++++ PROVIDED MATERIAL
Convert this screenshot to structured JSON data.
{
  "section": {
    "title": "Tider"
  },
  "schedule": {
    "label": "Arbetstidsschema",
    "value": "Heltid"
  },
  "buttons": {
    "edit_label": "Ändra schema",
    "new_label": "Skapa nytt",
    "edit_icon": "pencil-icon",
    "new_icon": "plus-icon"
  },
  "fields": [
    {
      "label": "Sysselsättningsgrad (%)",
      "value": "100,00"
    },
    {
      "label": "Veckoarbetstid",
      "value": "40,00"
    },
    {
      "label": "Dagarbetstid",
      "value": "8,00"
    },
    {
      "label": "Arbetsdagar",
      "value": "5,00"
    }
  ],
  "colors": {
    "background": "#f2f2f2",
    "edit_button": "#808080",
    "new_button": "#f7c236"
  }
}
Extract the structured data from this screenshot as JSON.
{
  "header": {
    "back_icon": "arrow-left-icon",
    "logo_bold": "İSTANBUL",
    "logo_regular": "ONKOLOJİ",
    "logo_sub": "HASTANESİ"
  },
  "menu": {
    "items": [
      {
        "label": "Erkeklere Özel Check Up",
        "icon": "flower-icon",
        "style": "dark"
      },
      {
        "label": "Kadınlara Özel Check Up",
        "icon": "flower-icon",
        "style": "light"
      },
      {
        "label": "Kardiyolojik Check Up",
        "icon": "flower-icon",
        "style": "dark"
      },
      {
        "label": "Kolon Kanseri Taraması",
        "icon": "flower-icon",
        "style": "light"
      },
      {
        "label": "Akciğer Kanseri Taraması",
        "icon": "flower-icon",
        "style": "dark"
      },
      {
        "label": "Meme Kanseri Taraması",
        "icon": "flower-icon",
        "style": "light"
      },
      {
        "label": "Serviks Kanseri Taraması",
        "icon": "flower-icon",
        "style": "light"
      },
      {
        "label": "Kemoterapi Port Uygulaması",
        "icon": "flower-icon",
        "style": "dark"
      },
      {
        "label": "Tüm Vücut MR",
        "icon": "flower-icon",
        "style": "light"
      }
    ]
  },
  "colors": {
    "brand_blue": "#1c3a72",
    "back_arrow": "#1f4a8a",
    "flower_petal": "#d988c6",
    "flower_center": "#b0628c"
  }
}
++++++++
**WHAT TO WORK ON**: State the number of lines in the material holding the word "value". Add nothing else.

**SOLVED EXERCISE**: 5